++++ Information provided

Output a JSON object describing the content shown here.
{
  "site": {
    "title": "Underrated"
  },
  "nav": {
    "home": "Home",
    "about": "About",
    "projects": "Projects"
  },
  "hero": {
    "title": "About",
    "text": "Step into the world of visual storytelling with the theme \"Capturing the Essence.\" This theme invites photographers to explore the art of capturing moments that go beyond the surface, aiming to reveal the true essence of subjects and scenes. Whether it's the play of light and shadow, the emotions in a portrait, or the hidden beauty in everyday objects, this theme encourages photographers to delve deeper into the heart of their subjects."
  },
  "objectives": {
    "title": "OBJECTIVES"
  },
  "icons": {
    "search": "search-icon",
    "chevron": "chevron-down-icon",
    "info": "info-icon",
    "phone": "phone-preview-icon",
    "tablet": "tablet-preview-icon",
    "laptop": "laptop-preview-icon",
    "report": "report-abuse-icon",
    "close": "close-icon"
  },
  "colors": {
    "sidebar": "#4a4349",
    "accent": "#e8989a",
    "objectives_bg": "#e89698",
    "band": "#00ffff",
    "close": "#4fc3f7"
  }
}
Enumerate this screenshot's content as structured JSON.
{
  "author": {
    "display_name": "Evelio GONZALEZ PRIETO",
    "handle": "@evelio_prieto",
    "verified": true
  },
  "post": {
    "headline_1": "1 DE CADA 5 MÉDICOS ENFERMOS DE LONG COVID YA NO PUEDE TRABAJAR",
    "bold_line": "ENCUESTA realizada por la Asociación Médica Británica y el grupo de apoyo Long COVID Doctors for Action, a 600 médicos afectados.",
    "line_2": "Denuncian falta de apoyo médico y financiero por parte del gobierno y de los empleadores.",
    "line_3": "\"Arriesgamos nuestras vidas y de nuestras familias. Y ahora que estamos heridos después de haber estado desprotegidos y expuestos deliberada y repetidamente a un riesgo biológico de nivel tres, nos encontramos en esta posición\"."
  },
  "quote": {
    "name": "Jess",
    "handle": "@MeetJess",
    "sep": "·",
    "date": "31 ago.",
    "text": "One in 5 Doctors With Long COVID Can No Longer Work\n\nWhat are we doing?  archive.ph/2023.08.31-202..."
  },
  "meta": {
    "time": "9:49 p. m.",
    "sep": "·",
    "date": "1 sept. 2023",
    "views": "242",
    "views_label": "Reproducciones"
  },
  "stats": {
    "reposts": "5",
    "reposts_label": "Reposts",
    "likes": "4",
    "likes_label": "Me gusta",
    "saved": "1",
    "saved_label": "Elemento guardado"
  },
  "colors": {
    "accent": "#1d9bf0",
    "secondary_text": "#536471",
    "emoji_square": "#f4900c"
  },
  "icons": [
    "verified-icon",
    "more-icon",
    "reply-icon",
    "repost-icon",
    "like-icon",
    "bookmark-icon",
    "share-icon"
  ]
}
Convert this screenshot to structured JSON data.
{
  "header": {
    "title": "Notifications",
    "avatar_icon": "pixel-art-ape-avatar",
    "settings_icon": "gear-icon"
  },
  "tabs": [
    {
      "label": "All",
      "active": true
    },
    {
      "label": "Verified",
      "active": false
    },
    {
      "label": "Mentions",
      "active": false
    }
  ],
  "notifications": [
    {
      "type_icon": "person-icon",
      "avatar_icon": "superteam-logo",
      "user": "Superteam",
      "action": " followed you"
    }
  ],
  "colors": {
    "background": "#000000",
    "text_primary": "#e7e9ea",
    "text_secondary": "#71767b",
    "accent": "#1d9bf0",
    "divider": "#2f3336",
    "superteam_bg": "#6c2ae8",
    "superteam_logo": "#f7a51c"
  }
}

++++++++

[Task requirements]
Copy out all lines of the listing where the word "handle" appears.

[Solution for this task]
    "handle": "@evelio_prieto",
    "handle": "@MeetJess",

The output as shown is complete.